Betting on a team or total in the first half of the game only.
A parlay bet is a bet with two or more teams where all the teams must win for the bettor to be successful. Parlays are viewed by sharp gamblers as a sucker bet because the house edge (juice) is large.
A bet on two or more teams where the line on each team is adjusted in the favor of the bettor. All bets must win in order to win a teaser.
Betting the “Moneyline”
The amount you must bet to win $100 (if betting a favorite), or the amount you win if you bet $100 (if betting an underdog). This is a bet based on the straight-up result of the game without a spread.
Betting the “Puckline”
Used only in hockey. A “spread” is usually set at exactly 1.5 goals. Favorites lay -1.5 goals while underdogs “get” +1.5 goals.
Now that we have covered the betting basics, we can break down some of the “exotics,” or “promotional,” bets.
Any wager other than a straight bet or parlay - also called a prop or proposition
Wagers made, or lines/odds posted on an event or outcome taking place sometime in the future, like betting during the season on the eventual Super Bowl winner.
Check out the full list of sports betting terms. Getting to know these will help build your foundation for sports betting.
So, the practice of betting on sports has come a long way from those cold days in the cave. Betting systems have advanced and online sportsbooks have made betting and payouts easier, and handicappers can help you make the winning selections.
How To Pick a Winner
The ability to pick winners has been a much sought-after skill since Akk’s cave-mate Erk deduced that the four legs of the Saber Tooth Tiger were twice as many as Grok’s two legs. This observation gave Akk the inside knowledge and statistical analysis to make an educated decision when agreeing to the bet. Erk shared this information with Akk, and Akk got the win. Akk gave Erk a shiny new rabbit skin for his help and the handicapping industry was born.
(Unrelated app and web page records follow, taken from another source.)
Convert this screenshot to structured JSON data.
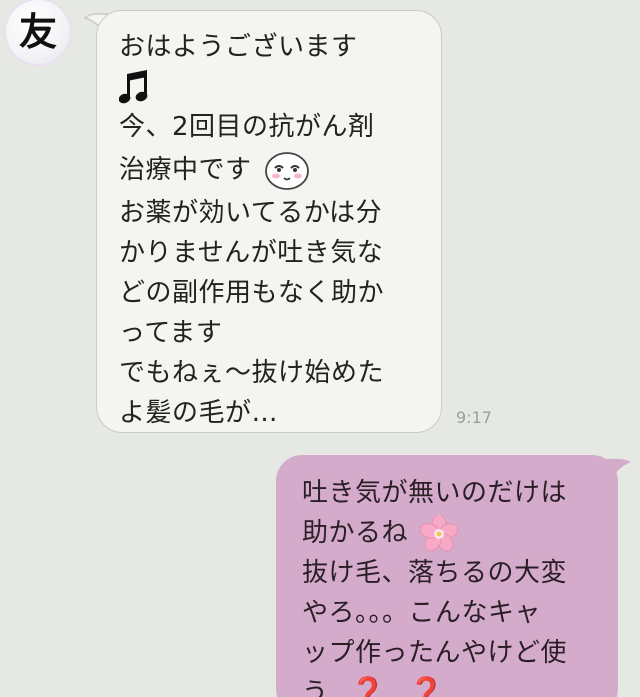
{
  "colors": {
    "background": "#e6e9e3",
    "incoming_bubble": "#f4f5f1",
    "outgoing_bubble": "#d5abcb",
    "timestamp": "#9aa09a",
    "question_mark": "#e0141a"
  },
  "contact": {
    "avatar_text": "友"
  },
  "incoming": {
    "lines": [
      "おはようございます",
      "",
      "今、2回目の抗がん剤",
      "治療中です",
      "お薬が効いてるかは分",
      "かりませんが吐き気な",
      "どの副作用もなく助か",
      "ってます",
      "でもねぇ〜抜け始めた",
      "よ髪の毛が…"
    ],
    "icons": [
      "music-note-icon",
      "smiley-face-icon"
    ],
    "time": "9:17"
  },
  "outgoing": {
    "lines": [
      "吐き気が無いのだけは",
      "助かるね",
      "抜け毛、落ちるの大変",
      "やろ。。。こんなキャ",
      "ップ作ったんやけど使",
      "う"
    ],
    "icons": [
      "cherry-blossom-icon",
      "red-question-mark-icon",
      "red-question-mark-icon"
    ],
    "question_mark": "❓"
  }
}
Handicapping is the attempt to predict the outcome of sporting events by compiling research and analysis to determine a winner.
Nowadays, there is much more information to pour over and many factors such as the team’s or individual’s history, trends and the proper way to use the point spread and odds can make the difference between selecting a winner or loser.
Today, many handicappers develop and employ their own system to determine who has the best chance of winning. Handicappers sell their observations and advice to bettors that would like to increase their chances of winning.
Expert Sports Handicappers
There are a few things to understand when deciding whether or not to use a handicapper.
- Understand that the average bettor is not going to have the time or the access to complete the necessary research to make winning picks – keeping up with all the numbers is a full time job! Expert Handicappers complete all the research and sell their selections to the general betting public.
- Consider the cost associated with employing the services of a handicapper. But consider that a handicapper may charge $200 a month to provide bettors with picks, but if these picks win or “hit,” and the bettor can make $600 per month on those winning selections, the handicapper’s fee is well worth it, especially compared to losing on your own.
- Think about the type of qualities that are important to you when selecting a handicapper. The handicapper you select should be honest and up front with their history as a handicapping professional. All of their past picks, performance record of wins and losses, and how they determine their picks should be out in the open.
- Be wary of any handicapper that uses the terms “lock,” or “sure thing,” because any seasoned gambler will tell you - there is no such thing.
- Stay away from the high pressure sales pitch. You should feel comfortable about whom you have managing your money, and that, in essence, is what a handicapper will do for you. After all, you are placing these bets on the basis of their picks so remember: they work for you and not the other way around.
Well there you have it. A straightforward yet comprehensive guide on how to bet on sports.
Want to know more about me? Learn more about how I got my start as a professional sports handicapper. Join my YouTube channel where I share handicapping strategies and free video picks every week during NFL.